Task details =
The word "Quản" marks the lines you need; copy each of them from the data.

The records =
--------------------------------

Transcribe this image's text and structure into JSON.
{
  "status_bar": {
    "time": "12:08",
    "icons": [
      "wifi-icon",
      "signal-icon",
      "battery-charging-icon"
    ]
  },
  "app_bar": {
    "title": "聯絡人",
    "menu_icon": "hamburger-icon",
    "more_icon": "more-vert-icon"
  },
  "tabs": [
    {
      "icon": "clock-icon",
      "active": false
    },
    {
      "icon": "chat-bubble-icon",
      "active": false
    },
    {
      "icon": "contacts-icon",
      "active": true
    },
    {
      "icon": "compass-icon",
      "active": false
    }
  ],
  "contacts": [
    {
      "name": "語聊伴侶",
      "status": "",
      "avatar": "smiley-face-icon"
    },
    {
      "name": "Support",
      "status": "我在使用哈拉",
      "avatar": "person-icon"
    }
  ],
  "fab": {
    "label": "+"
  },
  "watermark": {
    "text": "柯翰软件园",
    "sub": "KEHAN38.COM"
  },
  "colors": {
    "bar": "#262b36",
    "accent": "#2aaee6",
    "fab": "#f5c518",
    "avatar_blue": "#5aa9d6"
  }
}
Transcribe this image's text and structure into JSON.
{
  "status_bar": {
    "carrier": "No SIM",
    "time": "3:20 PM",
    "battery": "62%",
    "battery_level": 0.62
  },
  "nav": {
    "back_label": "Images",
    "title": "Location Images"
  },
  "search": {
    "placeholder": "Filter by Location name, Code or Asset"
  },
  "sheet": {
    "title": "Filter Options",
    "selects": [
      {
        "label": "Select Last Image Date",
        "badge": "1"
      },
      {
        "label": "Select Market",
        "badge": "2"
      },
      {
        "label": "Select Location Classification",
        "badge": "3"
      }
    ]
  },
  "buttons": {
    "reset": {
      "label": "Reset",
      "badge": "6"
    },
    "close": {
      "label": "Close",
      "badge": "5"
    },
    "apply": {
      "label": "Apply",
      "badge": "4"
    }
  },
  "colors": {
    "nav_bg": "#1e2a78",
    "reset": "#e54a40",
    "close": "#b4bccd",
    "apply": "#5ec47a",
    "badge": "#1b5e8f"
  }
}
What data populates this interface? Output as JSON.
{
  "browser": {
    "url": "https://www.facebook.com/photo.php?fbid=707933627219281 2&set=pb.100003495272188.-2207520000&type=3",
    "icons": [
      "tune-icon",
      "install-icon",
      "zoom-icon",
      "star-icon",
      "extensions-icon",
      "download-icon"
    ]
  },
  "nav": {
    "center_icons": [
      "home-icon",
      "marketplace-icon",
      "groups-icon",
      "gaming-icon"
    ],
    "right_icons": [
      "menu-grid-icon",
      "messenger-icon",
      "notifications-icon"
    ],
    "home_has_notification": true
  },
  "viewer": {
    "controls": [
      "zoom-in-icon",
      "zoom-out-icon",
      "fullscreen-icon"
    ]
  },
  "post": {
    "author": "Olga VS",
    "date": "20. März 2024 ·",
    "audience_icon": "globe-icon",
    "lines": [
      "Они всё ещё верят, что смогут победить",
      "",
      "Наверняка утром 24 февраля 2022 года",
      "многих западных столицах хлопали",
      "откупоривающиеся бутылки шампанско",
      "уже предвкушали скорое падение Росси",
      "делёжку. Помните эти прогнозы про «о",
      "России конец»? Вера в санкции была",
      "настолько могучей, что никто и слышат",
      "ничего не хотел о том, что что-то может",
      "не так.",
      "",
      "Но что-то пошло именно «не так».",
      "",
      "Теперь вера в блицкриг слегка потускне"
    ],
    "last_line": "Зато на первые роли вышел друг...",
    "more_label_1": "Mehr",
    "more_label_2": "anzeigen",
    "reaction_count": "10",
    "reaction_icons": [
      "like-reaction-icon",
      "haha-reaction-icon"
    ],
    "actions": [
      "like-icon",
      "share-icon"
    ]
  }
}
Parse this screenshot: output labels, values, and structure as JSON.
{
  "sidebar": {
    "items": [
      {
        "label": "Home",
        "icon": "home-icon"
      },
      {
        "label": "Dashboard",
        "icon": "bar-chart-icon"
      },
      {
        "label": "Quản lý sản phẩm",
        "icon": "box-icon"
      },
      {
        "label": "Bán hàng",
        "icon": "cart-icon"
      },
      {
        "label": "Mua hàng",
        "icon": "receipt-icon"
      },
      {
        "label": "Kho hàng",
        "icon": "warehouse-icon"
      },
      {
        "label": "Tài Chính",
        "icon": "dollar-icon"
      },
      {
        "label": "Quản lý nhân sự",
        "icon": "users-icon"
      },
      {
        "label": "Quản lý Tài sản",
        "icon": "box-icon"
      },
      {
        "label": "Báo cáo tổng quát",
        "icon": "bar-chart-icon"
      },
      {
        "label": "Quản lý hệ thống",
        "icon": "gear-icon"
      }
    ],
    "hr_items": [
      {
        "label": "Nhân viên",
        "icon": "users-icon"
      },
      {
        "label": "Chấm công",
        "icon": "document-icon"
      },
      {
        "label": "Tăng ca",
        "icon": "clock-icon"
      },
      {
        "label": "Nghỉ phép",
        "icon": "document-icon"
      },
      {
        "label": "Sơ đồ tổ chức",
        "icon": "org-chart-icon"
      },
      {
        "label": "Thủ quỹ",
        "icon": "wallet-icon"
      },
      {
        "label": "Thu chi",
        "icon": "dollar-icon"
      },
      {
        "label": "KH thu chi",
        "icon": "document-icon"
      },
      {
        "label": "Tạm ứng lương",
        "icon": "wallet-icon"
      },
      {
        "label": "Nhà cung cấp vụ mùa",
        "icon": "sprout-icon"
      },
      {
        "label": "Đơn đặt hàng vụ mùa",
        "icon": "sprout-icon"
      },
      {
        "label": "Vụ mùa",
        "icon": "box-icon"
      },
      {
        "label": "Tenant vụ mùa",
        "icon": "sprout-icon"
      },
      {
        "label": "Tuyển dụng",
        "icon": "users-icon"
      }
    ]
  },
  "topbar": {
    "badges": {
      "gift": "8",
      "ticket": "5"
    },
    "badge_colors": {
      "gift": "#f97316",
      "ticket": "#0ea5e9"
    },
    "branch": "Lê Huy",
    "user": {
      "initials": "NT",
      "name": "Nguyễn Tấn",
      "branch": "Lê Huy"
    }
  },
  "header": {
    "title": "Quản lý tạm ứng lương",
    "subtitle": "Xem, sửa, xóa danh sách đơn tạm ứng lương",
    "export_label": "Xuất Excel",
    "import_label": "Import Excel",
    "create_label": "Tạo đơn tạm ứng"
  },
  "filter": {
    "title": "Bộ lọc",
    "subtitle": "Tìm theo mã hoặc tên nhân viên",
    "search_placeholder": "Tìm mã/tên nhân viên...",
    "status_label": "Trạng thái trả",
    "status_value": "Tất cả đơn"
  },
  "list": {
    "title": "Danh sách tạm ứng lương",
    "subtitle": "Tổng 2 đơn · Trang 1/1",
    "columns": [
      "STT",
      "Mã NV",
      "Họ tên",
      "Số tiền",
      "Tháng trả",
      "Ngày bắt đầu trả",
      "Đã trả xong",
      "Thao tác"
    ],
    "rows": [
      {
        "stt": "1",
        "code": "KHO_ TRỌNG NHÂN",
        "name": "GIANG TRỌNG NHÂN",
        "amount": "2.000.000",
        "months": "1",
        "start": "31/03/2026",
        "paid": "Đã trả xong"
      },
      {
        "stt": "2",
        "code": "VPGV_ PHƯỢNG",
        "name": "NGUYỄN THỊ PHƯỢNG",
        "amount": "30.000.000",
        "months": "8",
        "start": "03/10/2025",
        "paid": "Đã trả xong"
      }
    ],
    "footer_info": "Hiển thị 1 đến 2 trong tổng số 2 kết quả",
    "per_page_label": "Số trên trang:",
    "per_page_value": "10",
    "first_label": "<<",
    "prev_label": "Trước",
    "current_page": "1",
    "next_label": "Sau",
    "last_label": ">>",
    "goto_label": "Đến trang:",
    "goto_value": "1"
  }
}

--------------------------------

Solution below =
        "label": "Quản lý sản phẩm",
        "label": "Quản lý nhân sự",
        "label": "Quản lý Tài sản",
        "label": "Quản lý hệ thống",
    "title": "Quản lý tạm ứng lương",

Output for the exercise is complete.